Stellar Corpses have been one of the most popular and enduring acts in the horrorpunk and psychobilly genres for over a decade now. Things have been pretty quiet over the past few years since the 2012 release of their last album Dead Stars Drive-In, but with the release of a single (which has been retooled for inclusion on this album) and a cover that was featured on HorrorHound Presents It’s Only A Movie they’ve kept fans clamoring for new music. And on Friday, April 13th fans finally get their wish with the release of the new Hellbound Heart EP.
Death rock and horrorpunk go hand-in-hand in many ways. So I always ensure that when I am looking for new music, or have some new music presented to me for an opportunity for review, that I check it out. Not all of it makes the cut at any given time, but the new debut album from solo artist Joe Becker is an interesting one that piqued my attention. And I am sure that it will grab some new listeners that are part of The Deadhouse cult.
Disaster and bandmate Jimmy Moon spent the better part of the past two years working on We Are The Filthy Ones, aiming for it to be the heaviest album they could while staying within their acoustic horrorpunk sound. So, how does the album come across with this change in sound direction for the band?
It’s rare that I will take a look at an album so short that it only features two songs, but sometimes you hear something that just clicks. Certainly being the case with the new release EP 1 from Mexico’s Fiend Cats.
Hailing from Arkhangelsk Romero’s Nation was formed in 2008 and has had a few releases over the years, but the band came together to release a brand new LP just as 2017 drew to a close. The aptly titled Punk Rock Zombies gives you an idea of what the band is bringing to your earholes from the title, and once you crack into the album you are treated to some awesome old-school sounding horrorpunk!

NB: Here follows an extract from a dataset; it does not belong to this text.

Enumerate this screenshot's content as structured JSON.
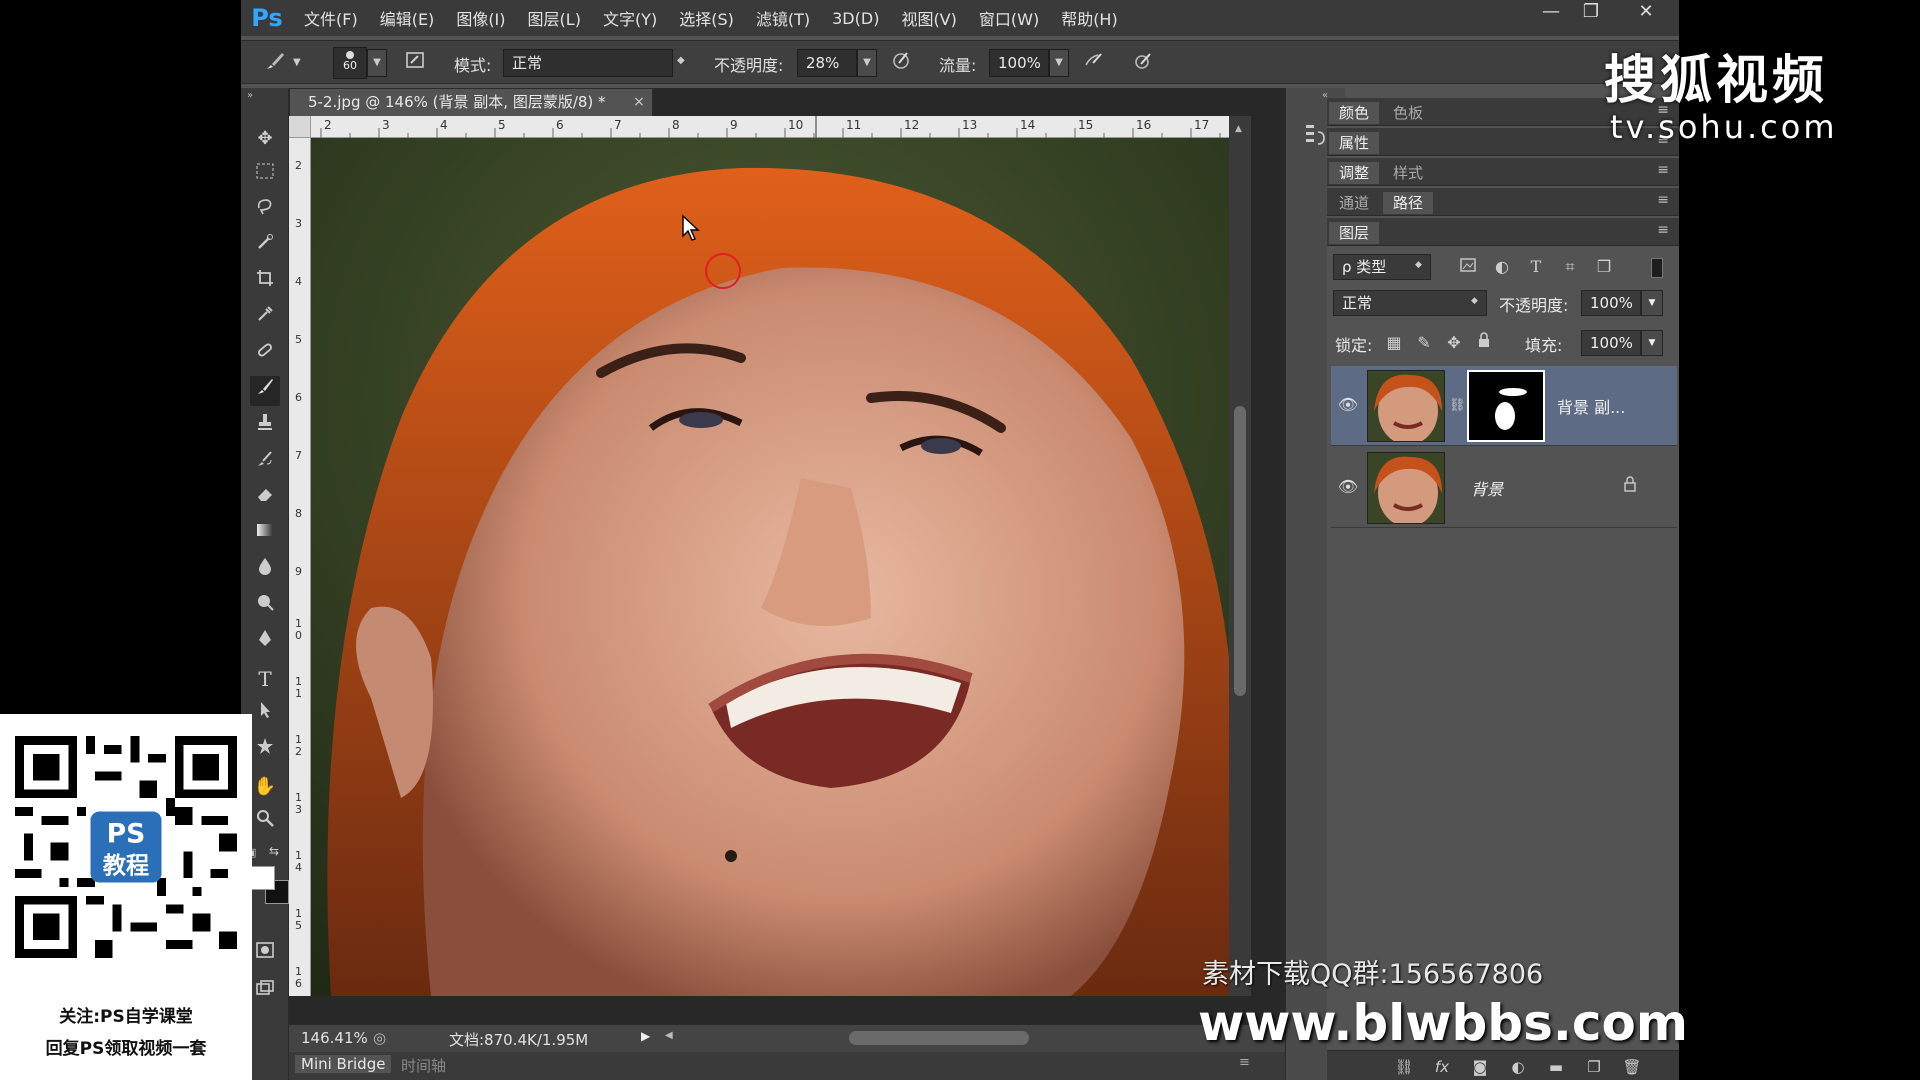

he idea of a ‘concept album’ has been really hit or miss in the horrorpunk genre, so I did have a few reservations when it was explained to me that the album is based around and serves as a tribute to the king of the b-movie gimmick, William Castle. For those of you unfamiliar with that name (and shame on you!) Castle was known for attaching gimmicks to coincide with the theatrical releases of his films, from having skeletons hanging in the theatre, to rigging the seats to vibrate during certain scenes.